Dedicated to Patricia Mary Jones – Auntie Pat.
5/3/1936 – 7/5/2018.
I recently lost one of my Auntie’s; Auntie Pat. Considering I had seen her just a couple of weeks before she passed away, it was something of a big shock. She was 82 years young and a wonderful woman.
Why am I dedicating a blog to her, I hear you ask? I hadn’t planned to, thinking it might seem trivial to dedicate a piece of what I call, ‘almost-freewriting’, to someone who deserves so much more. Yet, while out running yesterday, memories of Auntie Pat came flooding back.
Running past vast areas covered in fragrant, white, wild-garlic reminded me of her. She was a great cook. Whilst in the Lincoln area on business she had cooked dinner for me a couple of times. The first time I popped in she cooked fresh salmon, telling me, ‘It’s so much better fried in butter, than baked in the oven, my wench’.
Although she didn’t speak with a strong accent, she sometimes called me, ‘Wench’, or, ‘Cocker’, – which always made me smile inside – reminding me of her Dad, my Granddad Somner. I guess with her parents (my g parents) being from Redditch and Berkshire, Auntie Pat, my mum and my other auntie’s have (in the main) a mixed-accent.

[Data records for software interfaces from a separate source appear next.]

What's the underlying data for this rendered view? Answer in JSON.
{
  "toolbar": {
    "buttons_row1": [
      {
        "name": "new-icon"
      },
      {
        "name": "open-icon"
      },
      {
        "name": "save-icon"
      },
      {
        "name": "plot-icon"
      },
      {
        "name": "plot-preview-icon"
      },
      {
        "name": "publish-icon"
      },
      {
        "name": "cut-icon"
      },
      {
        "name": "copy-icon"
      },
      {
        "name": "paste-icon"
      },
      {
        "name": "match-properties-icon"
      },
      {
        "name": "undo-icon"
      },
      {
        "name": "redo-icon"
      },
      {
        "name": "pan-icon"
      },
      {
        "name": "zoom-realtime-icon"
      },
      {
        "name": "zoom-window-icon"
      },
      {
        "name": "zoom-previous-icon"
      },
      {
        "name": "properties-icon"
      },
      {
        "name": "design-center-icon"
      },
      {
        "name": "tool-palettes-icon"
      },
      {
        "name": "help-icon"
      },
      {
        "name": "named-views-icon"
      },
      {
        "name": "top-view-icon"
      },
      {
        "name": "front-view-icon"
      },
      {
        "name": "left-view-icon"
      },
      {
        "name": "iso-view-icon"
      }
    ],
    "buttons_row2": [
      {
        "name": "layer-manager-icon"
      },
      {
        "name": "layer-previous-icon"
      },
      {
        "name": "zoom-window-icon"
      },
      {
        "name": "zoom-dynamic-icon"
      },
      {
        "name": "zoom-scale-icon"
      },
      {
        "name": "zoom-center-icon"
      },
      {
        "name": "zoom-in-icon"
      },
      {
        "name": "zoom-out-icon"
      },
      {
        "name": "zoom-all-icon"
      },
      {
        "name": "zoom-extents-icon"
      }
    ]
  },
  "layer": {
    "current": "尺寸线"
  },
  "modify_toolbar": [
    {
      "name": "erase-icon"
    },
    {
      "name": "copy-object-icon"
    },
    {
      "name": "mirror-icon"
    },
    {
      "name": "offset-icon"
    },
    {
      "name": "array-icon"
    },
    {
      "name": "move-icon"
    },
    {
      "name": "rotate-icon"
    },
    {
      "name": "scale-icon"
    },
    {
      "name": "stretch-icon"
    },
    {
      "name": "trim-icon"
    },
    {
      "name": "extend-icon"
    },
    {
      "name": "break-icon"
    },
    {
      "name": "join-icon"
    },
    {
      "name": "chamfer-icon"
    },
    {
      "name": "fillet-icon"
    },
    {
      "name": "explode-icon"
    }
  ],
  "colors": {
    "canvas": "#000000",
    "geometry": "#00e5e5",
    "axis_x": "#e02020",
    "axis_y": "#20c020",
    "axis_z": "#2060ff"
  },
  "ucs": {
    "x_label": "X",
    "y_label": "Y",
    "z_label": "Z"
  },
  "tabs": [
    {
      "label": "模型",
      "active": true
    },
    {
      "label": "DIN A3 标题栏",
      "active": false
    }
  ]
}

From that very day I have always fried my salmon in butter – to hell with the calories, the taste is so improved.
She loved her garden. Her first house in Lincoln had such a pretty yard full of pots and colour. As I spotted the oh-so-blue bluebells (a colour that really suited Auntie Pat) on my run, I was reminded of Auntie Pat – who often wore a chiffon scarf draped around her neck. She was an effortlessly-glamorous lady.
This is her with my dad – her brother-in-law at my fiftieth birthday party. One of my very favourite photos.
When I last saw her, she was in her dressing gown – not feeling too good, and a little down. Yet, after chatting for a while, a sparkle returned to her eyes and her face became more animated; especially when chatting about her children and grandchildren, who she was immensely proud of. Auntie Pat’s nurturing of them has produced a super-intelligent and super-kind family. I am proud to be closely related to them all.
Her words that day were,‘I must have done something right’.
Auntie Pat…you sure did do something right. Many things actually. I always doubt my own parenting skills – I have made many mistakes – but if I can be half the Grandmother that you have been I’ll be very, very, content.
So, night-night Auntie Pat. Sleep in peace. You knew how loved you were and still are. You will live on in so many people’s memories for so many different reasons.
Vivacious, kind, caring, attractive, glamorous, humorous, football-loving are just some of the words to describe you.
With all my love,